**** Data ****
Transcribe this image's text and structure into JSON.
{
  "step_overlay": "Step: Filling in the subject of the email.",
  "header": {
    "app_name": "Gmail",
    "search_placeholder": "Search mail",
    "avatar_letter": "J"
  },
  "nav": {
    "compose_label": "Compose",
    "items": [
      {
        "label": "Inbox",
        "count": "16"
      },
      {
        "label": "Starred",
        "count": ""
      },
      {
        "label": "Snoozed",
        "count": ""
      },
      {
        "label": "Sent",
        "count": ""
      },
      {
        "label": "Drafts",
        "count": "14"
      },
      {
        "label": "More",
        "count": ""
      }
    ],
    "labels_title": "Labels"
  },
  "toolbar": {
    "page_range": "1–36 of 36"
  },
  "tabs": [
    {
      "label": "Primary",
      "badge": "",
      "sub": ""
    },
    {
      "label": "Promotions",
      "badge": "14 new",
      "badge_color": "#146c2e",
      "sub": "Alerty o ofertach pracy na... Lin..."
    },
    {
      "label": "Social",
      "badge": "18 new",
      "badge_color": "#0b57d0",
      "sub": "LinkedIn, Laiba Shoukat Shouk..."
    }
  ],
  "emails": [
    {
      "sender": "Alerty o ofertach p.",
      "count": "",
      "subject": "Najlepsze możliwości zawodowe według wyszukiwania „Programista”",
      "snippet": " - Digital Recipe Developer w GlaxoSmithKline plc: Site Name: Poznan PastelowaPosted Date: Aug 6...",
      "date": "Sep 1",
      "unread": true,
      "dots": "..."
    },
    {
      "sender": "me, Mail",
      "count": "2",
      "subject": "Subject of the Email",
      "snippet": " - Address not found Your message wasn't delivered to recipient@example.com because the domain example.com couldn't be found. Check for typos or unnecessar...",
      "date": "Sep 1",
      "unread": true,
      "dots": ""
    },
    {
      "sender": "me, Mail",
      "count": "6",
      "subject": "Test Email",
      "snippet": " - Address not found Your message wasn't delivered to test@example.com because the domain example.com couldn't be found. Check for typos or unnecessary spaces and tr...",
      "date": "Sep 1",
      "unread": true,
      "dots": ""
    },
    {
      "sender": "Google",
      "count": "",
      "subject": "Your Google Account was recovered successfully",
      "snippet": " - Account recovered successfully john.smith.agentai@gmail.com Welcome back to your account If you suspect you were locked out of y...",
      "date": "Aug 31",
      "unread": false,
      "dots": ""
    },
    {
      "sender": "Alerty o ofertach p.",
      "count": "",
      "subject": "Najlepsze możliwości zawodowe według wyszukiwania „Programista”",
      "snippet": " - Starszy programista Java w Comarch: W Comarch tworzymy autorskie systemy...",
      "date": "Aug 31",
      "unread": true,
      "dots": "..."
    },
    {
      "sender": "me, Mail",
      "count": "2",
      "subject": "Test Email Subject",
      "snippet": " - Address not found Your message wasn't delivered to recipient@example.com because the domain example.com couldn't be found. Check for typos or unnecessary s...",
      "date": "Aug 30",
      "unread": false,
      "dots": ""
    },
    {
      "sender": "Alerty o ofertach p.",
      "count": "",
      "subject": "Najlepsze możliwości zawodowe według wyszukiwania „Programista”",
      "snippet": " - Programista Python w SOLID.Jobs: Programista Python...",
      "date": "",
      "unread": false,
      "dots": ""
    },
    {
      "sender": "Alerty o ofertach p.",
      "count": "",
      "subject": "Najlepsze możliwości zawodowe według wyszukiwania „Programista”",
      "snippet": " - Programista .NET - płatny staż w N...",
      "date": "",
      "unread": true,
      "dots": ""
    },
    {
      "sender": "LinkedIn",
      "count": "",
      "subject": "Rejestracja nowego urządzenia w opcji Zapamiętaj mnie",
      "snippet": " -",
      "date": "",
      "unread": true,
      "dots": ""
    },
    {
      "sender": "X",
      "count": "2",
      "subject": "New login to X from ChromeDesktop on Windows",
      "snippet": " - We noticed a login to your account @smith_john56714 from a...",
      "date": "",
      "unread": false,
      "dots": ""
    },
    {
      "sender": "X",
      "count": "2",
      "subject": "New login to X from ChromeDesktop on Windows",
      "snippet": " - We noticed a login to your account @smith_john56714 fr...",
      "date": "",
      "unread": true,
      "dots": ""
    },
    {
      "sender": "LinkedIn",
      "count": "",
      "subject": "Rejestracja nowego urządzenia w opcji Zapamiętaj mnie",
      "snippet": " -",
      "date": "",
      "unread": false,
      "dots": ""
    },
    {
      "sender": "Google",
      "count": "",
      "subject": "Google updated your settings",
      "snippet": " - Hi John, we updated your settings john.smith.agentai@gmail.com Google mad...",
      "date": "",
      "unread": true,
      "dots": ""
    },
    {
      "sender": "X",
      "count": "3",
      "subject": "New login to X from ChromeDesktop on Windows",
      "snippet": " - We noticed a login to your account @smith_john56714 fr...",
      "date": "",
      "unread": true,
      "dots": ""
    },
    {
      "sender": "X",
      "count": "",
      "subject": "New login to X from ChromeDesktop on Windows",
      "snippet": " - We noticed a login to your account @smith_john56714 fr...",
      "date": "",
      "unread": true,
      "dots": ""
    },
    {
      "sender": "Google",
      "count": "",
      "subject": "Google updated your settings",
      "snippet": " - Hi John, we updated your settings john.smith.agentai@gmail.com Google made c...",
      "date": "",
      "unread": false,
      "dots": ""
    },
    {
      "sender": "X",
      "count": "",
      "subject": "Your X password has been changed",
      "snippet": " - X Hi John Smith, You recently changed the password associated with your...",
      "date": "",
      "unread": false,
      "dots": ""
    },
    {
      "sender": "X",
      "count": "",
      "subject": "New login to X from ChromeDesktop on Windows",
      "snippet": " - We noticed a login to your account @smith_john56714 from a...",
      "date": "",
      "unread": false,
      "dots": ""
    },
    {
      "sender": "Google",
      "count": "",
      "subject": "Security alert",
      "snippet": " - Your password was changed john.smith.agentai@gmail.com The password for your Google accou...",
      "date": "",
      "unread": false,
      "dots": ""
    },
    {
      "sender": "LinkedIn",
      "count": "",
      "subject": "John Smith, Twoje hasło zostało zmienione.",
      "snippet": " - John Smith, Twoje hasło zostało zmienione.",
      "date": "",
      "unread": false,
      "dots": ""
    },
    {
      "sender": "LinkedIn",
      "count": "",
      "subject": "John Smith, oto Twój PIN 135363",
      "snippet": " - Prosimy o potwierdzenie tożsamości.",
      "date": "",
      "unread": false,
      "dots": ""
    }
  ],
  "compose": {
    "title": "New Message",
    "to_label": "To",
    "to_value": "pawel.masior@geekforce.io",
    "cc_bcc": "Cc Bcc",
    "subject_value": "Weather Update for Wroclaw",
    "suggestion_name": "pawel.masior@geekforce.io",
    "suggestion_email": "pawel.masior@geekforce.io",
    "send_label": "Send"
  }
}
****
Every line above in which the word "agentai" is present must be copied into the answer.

Finished task:
      "snippet": " - Account recovered successfully john.smith.agentai@gmail.com Welcome back to your account If you suspect you were locked out of y...",
      "snippet": " - Hi John, we updated your settings john.smith.agentai@gmail.com Google mad...",
      "snippet": " - Hi John, we updated your settings john.smith.agentai@gmail.com Google made c...",
      "snippet": " - Your password was changed john.smith.agentai@gmail.com The password for your Google accou...",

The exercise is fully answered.